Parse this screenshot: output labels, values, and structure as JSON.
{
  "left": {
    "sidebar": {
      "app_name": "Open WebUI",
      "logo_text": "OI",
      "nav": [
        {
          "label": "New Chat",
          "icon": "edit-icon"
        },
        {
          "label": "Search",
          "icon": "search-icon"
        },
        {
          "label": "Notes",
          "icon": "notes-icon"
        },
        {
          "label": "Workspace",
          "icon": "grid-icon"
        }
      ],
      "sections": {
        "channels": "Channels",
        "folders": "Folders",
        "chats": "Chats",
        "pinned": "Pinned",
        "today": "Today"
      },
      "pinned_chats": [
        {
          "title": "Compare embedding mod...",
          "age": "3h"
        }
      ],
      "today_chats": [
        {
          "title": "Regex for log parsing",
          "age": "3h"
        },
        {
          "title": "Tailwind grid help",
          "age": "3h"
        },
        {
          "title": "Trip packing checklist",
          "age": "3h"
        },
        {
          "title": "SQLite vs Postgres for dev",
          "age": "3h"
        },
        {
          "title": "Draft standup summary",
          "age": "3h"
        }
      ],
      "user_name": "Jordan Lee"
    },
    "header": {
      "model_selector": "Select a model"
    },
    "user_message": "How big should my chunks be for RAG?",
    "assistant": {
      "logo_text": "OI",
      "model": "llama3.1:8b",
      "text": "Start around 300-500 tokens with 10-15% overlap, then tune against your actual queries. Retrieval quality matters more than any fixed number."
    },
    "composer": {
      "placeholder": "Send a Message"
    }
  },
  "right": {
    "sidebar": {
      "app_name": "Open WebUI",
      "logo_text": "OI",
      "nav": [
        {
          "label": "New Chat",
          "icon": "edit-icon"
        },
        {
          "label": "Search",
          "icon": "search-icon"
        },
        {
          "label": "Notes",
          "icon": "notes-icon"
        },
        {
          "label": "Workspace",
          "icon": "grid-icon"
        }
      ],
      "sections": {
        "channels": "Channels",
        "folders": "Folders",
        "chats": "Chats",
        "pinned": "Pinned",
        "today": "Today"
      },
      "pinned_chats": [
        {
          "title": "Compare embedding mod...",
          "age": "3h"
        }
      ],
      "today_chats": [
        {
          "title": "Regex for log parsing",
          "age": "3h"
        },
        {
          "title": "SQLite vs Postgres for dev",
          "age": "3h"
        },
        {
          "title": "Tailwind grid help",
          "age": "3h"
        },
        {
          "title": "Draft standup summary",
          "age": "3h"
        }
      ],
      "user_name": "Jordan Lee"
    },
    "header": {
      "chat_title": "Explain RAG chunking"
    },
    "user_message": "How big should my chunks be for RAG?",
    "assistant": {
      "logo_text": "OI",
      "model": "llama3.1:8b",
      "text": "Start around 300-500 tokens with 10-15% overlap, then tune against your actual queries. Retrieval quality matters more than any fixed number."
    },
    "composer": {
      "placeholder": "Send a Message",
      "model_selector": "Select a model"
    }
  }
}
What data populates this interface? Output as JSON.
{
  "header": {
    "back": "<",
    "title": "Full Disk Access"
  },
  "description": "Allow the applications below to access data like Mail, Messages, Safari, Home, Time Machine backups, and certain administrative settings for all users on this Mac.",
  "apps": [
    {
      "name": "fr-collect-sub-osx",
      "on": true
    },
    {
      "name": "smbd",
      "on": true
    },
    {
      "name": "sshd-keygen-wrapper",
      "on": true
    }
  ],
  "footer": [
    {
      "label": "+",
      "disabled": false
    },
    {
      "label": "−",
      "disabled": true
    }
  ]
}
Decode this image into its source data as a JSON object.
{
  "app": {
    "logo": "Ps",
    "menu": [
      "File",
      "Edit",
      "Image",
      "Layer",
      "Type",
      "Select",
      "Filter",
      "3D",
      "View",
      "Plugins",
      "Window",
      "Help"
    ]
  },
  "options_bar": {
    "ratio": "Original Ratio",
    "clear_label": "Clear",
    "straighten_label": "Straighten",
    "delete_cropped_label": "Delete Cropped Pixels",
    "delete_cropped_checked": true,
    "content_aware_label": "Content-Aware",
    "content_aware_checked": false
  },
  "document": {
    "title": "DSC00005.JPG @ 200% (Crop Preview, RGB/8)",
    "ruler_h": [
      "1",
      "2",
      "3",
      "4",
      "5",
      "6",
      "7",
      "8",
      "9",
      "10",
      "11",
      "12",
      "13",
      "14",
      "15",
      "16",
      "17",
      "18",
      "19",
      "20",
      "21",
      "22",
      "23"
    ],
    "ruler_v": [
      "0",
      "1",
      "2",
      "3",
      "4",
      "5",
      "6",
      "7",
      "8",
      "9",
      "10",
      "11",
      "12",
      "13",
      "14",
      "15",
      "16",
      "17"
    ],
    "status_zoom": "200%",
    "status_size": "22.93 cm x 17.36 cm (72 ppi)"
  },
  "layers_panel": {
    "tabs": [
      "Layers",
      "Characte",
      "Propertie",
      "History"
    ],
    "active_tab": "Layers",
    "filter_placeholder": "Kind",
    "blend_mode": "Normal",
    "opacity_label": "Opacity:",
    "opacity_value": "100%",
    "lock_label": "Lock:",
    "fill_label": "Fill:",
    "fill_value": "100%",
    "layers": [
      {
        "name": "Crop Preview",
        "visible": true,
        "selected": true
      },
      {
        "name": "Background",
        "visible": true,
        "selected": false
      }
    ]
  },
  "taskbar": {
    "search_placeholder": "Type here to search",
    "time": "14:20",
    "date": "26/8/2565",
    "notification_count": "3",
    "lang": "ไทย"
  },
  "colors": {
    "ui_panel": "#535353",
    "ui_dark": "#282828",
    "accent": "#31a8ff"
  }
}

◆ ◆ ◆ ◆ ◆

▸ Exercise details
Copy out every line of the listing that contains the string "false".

▸ Answer for this exercise
      "disabled": false
    "content_aware_checked": false
        "selected": false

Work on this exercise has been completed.